Problem →
Whenever a line of the material contains the string "Weekly", it should be copied.

Data for review →
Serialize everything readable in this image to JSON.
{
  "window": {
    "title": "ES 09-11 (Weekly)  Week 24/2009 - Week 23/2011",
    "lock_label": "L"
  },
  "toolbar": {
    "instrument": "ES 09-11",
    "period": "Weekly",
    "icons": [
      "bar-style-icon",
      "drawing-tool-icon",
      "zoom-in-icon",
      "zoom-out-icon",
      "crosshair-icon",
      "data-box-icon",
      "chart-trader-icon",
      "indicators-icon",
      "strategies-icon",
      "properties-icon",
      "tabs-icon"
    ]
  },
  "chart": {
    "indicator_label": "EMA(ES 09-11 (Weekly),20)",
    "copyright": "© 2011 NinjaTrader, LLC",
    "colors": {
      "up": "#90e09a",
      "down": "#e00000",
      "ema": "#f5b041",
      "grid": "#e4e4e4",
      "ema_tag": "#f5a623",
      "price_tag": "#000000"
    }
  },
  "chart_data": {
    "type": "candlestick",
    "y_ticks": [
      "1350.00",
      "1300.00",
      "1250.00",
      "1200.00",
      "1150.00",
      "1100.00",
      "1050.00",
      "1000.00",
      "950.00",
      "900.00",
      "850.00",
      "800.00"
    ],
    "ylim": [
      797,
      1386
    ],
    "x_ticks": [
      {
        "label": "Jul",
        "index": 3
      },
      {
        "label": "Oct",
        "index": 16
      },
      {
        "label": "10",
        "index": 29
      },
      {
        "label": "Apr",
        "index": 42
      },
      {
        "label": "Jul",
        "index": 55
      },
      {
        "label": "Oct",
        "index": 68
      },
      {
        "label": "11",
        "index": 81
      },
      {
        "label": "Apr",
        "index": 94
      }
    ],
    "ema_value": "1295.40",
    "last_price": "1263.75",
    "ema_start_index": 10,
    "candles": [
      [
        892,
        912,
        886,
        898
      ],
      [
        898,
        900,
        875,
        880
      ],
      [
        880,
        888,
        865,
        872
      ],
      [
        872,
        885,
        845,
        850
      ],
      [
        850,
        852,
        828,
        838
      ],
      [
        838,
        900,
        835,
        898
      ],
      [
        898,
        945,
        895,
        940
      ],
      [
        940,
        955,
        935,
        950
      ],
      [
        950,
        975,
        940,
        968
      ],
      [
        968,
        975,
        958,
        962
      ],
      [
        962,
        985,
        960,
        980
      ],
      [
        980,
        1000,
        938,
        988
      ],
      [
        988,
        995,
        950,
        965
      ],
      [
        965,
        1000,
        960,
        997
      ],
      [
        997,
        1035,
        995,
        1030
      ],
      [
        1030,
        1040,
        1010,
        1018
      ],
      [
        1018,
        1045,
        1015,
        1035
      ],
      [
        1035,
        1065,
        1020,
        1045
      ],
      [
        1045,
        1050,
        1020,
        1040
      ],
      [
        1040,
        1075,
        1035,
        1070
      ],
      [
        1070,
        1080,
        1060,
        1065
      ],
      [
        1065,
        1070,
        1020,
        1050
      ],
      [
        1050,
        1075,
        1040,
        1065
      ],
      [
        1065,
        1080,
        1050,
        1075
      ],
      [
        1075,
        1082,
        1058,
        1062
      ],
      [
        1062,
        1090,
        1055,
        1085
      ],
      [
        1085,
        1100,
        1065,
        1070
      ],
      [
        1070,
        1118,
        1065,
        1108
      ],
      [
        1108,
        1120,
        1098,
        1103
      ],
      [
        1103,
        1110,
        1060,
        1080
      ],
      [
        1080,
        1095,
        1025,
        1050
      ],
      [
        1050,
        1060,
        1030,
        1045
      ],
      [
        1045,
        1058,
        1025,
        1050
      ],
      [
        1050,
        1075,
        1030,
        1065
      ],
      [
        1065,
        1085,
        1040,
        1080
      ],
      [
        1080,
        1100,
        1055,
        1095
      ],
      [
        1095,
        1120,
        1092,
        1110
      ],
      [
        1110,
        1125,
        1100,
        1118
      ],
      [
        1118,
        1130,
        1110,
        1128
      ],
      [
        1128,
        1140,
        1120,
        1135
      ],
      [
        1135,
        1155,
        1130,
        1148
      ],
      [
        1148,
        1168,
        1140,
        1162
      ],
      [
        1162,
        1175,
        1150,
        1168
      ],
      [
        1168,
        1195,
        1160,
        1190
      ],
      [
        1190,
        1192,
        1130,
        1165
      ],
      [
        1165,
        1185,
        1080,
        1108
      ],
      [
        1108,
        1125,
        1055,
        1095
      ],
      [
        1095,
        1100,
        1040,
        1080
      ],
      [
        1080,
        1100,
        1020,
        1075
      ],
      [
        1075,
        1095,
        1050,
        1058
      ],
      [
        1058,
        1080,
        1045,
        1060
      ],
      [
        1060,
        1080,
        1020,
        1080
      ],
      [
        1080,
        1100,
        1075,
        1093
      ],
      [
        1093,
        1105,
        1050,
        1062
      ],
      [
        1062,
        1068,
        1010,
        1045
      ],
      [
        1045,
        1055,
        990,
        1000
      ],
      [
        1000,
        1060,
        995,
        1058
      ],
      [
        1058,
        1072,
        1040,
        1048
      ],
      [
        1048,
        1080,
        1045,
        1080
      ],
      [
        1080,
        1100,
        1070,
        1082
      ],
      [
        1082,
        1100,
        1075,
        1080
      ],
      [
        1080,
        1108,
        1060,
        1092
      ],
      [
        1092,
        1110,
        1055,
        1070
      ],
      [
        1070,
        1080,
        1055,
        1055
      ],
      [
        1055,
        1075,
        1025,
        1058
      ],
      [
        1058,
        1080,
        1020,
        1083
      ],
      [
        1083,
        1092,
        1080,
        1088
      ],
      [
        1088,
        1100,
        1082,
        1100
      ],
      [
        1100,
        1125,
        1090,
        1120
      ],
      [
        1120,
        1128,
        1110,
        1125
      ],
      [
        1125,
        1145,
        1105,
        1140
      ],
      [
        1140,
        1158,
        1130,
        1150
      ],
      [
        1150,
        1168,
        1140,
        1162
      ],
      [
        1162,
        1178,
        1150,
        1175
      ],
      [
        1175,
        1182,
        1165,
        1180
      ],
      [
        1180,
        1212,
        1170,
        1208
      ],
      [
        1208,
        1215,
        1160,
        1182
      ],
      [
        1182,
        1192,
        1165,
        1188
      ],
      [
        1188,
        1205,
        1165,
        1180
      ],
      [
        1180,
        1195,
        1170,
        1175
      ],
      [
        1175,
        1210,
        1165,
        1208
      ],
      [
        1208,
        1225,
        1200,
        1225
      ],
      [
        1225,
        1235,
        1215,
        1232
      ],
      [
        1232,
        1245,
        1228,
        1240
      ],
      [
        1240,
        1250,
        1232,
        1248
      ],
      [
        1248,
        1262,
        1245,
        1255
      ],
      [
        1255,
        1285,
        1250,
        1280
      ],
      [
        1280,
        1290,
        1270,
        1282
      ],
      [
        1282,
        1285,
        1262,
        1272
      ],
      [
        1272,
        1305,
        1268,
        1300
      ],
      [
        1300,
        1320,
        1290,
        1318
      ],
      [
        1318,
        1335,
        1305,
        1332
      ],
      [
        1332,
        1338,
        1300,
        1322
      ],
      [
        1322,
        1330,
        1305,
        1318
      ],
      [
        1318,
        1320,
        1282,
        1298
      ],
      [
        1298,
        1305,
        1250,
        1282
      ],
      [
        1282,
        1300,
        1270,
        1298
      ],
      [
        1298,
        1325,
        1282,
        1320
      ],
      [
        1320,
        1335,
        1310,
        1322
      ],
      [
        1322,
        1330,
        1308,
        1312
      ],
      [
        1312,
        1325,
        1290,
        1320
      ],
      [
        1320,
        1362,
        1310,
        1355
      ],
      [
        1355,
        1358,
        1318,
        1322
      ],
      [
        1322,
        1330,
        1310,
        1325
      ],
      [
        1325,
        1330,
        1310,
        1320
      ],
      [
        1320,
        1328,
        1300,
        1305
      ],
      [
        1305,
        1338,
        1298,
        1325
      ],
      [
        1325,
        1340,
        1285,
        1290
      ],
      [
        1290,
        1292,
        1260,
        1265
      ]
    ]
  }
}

Exercise solution →
    "title": "ES 09-11 (Weekly)  Week 24/2009 - Week 23/2011",
    "period": "Weekly",
    "indicator_label": "EMA(ES 09-11 (Weekly),20)",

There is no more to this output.